By: Pastor Dave Hentschel
As we enter the season of advent, we embark on a journey of anticipation, and our hearts are filled with the flickering flame of hope. In a world often shadowed by uncertainty, the advent wreath reminds us that a light pierces through the darkness.
In the Gospel of Luke, we encounter the story of a young woman named Mary, who, despite her initial fear and confusion, embraced the divine calling upon her life. Her “yes” to God became a resounding note of hope for all humanity. In the quiet town of Bethlehem, in the humblest of settings, hope was born.
In the sixth month of Elizabeth’s pregnancy, God sent the angel Gabriel to Nazareth, a town in Galilee, to a virgin pledged to be married to a man named Joseph, a descendant of David. The virgin’s name was Mary. The angel went to her and said, “Greetings, you who are highly favored! The Lord is with you.” Mary was greatly troubled at his words and wondered what kind of greeting this might be. But the angel said to her, “Do not be afraid, Mary; you have found favor with God. You will conceive and give birth to a son, and you are to call him Jesus. He will be great and will be called the Son of the Most High. The Lord God will give him the throne of his father David, and he will reign over Jacob’s descendants forever; his kingdom will never end.” “How will this be,” Mary asked the angel, “since I am a virgin?” The angel answered, “The Holy Spirit will come on you, and the power of the Most High will overshadow you. So the holy one to be born will be called the Son of God. Even Elizabeth your relative is going to have a child in her old age, and she who was said to be unable to conceive is in her sixth month. For no word from God will ever fail.” “I am the Lord’s servant,” Mary answered. “May your word to me be fulfilled.” Then the angel left her.
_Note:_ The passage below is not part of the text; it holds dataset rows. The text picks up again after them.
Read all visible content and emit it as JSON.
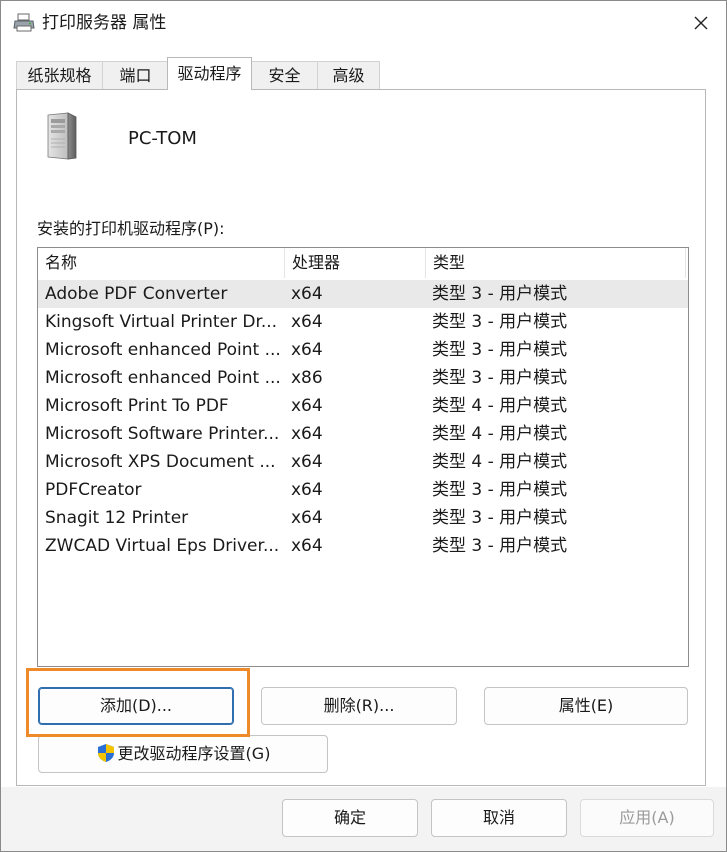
{
  "window": {
    "title": "打印服务器 属性",
    "icon": "printer-icon",
    "close_icon": "close-icon"
  },
  "tabs": [
    {
      "label": "纸张规格",
      "active": false
    },
    {
      "label": "端口",
      "active": false
    },
    {
      "label": "驱动程序",
      "active": true
    },
    {
      "label": "安全",
      "active": false
    },
    {
      "label": "高级",
      "active": false
    }
  ],
  "server": {
    "icon": "server-tower-icon",
    "name": "PC-TOM"
  },
  "drivers": {
    "label": "安装的打印机驱动程序(P):",
    "columns": [
      "名称",
      "处理器",
      "类型"
    ],
    "selected_index": 0,
    "rows": [
      {
        "name": "Adobe PDF Converter",
        "processor": "x64",
        "type": "类型 3 - 用户模式"
      },
      {
        "name": "Kingsoft Virtual Printer Dr...",
        "processor": "x64",
        "type": "类型 3 - 用户模式"
      },
      {
        "name": "Microsoft enhanced Point ...",
        "processor": "x64",
        "type": "类型 3 - 用户模式"
      },
      {
        "name": "Microsoft enhanced Point ...",
        "processor": "x86",
        "type": "类型 3 - 用户模式"
      },
      {
        "name": "Microsoft Print To PDF",
        "processor": "x64",
        "type": "类型 4 - 用户模式"
      },
      {
        "name": "Microsoft Software Printer...",
        "processor": "x64",
        "type": "类型 4 - 用户模式"
      },
      {
        "name": "Microsoft XPS Document ...",
        "processor": "x64",
        "type": "类型 4 - 用户模式"
      },
      {
        "name": "PDFCreator",
        "processor": "x64",
        "type": "类型 3 - 用户模式"
      },
      {
        "name": "Snagit 12 Printer",
        "processor": "x64",
        "type": "类型 3 - 用户模式"
      },
      {
        "name": "ZWCAD Virtual Eps Driver...",
        "processor": "x64",
        "type": "类型 3 - 用户模式"
      }
    ]
  },
  "actions": {
    "add": "添加(D)...",
    "remove": "删除(R)...",
    "properties": "属性(E)",
    "change_settings": "更改驱动程序设置(G)",
    "shield_icon": "uac-shield-icon"
  },
  "footer": {
    "ok": "确定",
    "cancel": "取消",
    "apply": "应用(A)",
    "apply_enabled": false
  },
  "colors": {
    "highlight": "#ef8a2a",
    "focus_border": "#2f6fb0",
    "selected_row": "#e9e9e9"
  }
}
(Luke 1:26-38, NIV)
Hope is more than wishful thinking; it is the confident expectation that God’s promises will be fulfilled. As we light the first candle on our advent wreath, let it symbolize the flame of hope ignited within us. The prophet Isaiah foretold a coming Messiah, a Prince of Peace who would bring hope to a broken world. This hope is not just historical; it is a living reality today.
In the midst of challenges and uncertainties, we can find hope in the promises of God. The psalmist declares, “The Lord is my light and my salvation; whom shall I fear?” (Psalm 27:1). Our hope is anchored in the unchanging character of God, who is our refuge and strength.
This advent, let us cultivate a spirit of hope. Take a moment each day to reflect on the source of your hope. Is it in circumstances or in the unchanging love of God? As we await the celebration of Christ’s birth, let the flame of hope burn brightly within us, dispelling the shadows and pointing us to the true Light of the world.
May this season be a time of renewed hope, a reminder that the Light shines in the darkness, and the darkness has not overcome it.